Meanwhile, the advantage of a global partnership target in every goal is it would force designers and negotiators to confront the question ‘how are these targets going to be achieved?’  This might help instill some much-needed realism with regard to some of the targets currently being proposed.   And in many cases part of the answer on how to meet development targets is going to be ‘money’ and part of the money may be provided by aid or other official finance, part by global private finance and part through domestic resources.
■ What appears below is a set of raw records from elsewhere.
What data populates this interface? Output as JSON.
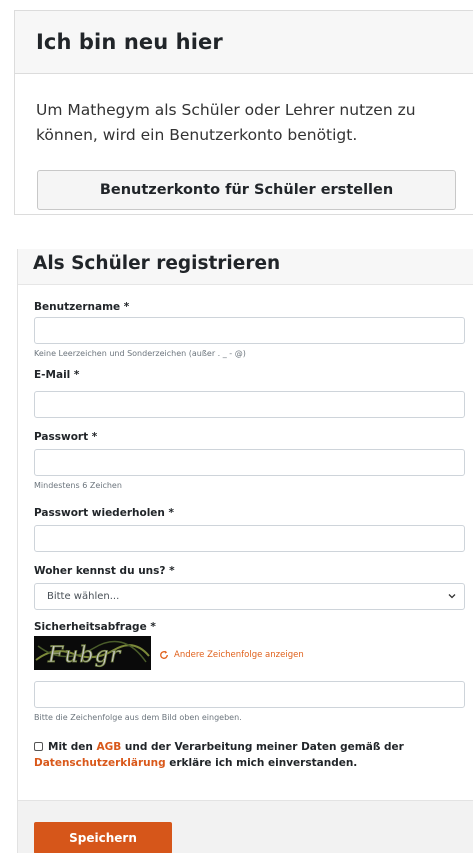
{
  "intro_card": {
    "title": "Ich bin neu hier",
    "text": "Um Mathegym als Schüler oder Lehrer nutzen zu können, wird ein Benutzerkonto benötigt.",
    "create_button": "Benutzerkonto für Schüler erstellen"
  },
  "register_form": {
    "title": "Als Schüler registrieren",
    "username": {
      "label": "Benutzername *",
      "value": "",
      "help": "Keine Leerzeichen und Sonderzeichen (außer . _ - @)"
    },
    "email": {
      "label": "E-Mail *",
      "value": ""
    },
    "password": {
      "label": "Passwort *",
      "value": "",
      "help": "Mindestens 6 Zeichen"
    },
    "password_repeat": {
      "label": "Passwort wiederholen *",
      "value": ""
    },
    "source": {
      "label": "Woher kennst du uns? *",
      "selected": "Bitte wählen..."
    },
    "captcha": {
      "label": "Sicherheitsabfrage *",
      "image_text": "Fubgr",
      "refresh_link": "Andere Zeichenfolge anzeigen",
      "value": "",
      "help": "Bitte die Zeichenfolge aus dem Bild oben eingeben."
    },
    "agb": {
      "checked": false,
      "text_1": "Mit den ",
      "link_agb": "AGB",
      "text_2": " und der Verarbeitung meiner Daten gemäß der ",
      "link_privacy": "Datenschutzerklärung",
      "text_3": " erkläre ich mich einverstanden."
    },
    "save_button": "Speichern"
  },
  "colors": {
    "accent": "#d6561a",
    "link": "#d9581a",
    "header_bg": "#f7f7f7"
  }
}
An analysis of such issues (along with the role of policy reform) should accompany the discussions around goal and target setting in order to ensure global targets are plausible.

But both in the spirit of increasing recipient-country ownership of aid programs and because of the interconnected nature of development progress, neither donor nor recipient governments should want specific targets of how much assistance should go into each pot of the development goals.  This suggests both public financing issues, and tools to encourage greater private financial flows, belong in a stand-alone global partnership goal.  

We want global ownership of goals and country ownership of financing — especially around aid.  At the moment it looks like we might be headed in completely the other direction.  That would be a shame.  Perhaps it is lucky it would also be almost impossible to do: if targets are going to be set at the country level, financing needs and the mix of internal and external resources required to meet them would also need to be set at the country level, not as part of the global agreement filled with unspecified Xs.  For all the exercise to ‘cost’ the MDGs was misguided the first time around, the implausibility only multiplies if we’re trying to work out how much it will cost to meet an unspecified target.


CGD blog posts reflect the views of the authors, drawing on prior research and experience in their areas of expertise. CGD is a nonpartisan, independent organization and does not take institutional positions.